Parents should always discuss all important concerns and questions with their health care team: they need to feel confident to provide the care their baby needs themselves. It is also important for them to know how their baby behaves when feeling uncomfortable.

Before discharge, parents and health care professionals discuss several issues to make sure that the family is ready to go home. Questions that need to be clarified may include among others:

  • Do the parents know about the most comfortable and safe (sleeping) positions for the baby?
  • Are the parents self-confident with their handling of the baby?
  • Are the parents instructed in nappy changing, skin care, and general newborn care?
  • Do the parents know how to bath their baby? 
  • Have the parents been instructed how to give medication if needed (dosage, side effects, missed doses)? 
  • Have the parents been shown how to use specialist equipment such as apnoea monitor or oxygen if needed?
  • Have the parents learned how to feed their baby, how much and how often the baby should drink?  
  • Do the parents have enough information and support to breastfeed?
  • If the mother expresses her milk, are the parents instructed in how to use and sterilise the milk expression sets and the bottles?
  • If the mother expresses her milk, is she instructed in how to express, storage, and transport the milk?
  • If the parents are bottle feeding, are they instructed in how to prepare the baby’s feeds and how to sterilise the bottles?
  • Do the parents know what the normal body temperature of their child should be like and how to monitor and control it? 
  • Have the parents been informed about typical developmental milestones of their baby?
  • Have the parents learned about proper hygiene measures at home e.g. proper house cleaning and hand washing techniques?
  • Do the parents know who to call or where to go, when they recognise any health problem or other anomalies of their baby?
  • Are the parents provided with the most important telephone numbers in case of emergency? 
  • Have the parents received resuscitation training? 
  • Are the parents informed about Sudden Infant Death Syndrome (SIDS) and how to prevent it?
  • Have the parents been informed on how often they need to bring their baby to the hospital or to the follow-up care centre for examination and has the first follow-up visit been scheduled before discharge?
  • Do the parents have contact to a professional to visit the family at home, have they met the person and have they scheduled the first visit?


There are different models to better prepare the parents and families for the discharge of their baby. Parents should always ask for possible options in their respective hospital:

In some units, parents have the possibility to take over step by step the care of their baby, for example providing baths, dressing, and changing the nappy. Such preparations will help parents to find their parental role and make them feel confident about doing these tasks alone at home. Some hospitals offer the possibility of “rooming in”. This means that the parents can stay in one room together with their baby and can take care of their child for a few days and also overnight.

This is a good opportunity for parents to gain more confidence in caring for their baby, while nurses or midwives are around to help if necessary. Some days before discharge, parents may be allowed to bring their own equipment, e.g. feeding bottles or clothes, so that the baby can get used to them. This can also be an opportunity for parents to ask the health care professionals, if the equipment is appropriate for the baby.
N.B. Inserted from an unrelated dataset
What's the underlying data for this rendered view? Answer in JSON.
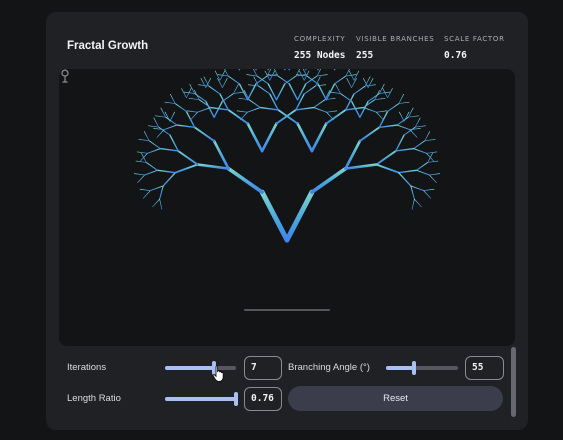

As parents need to take many aspects into consideration in order to prepare for discharge and for taking their baby home for the first time, it could be helpful to organise some of these tasks in advance to avoid last-minute stress.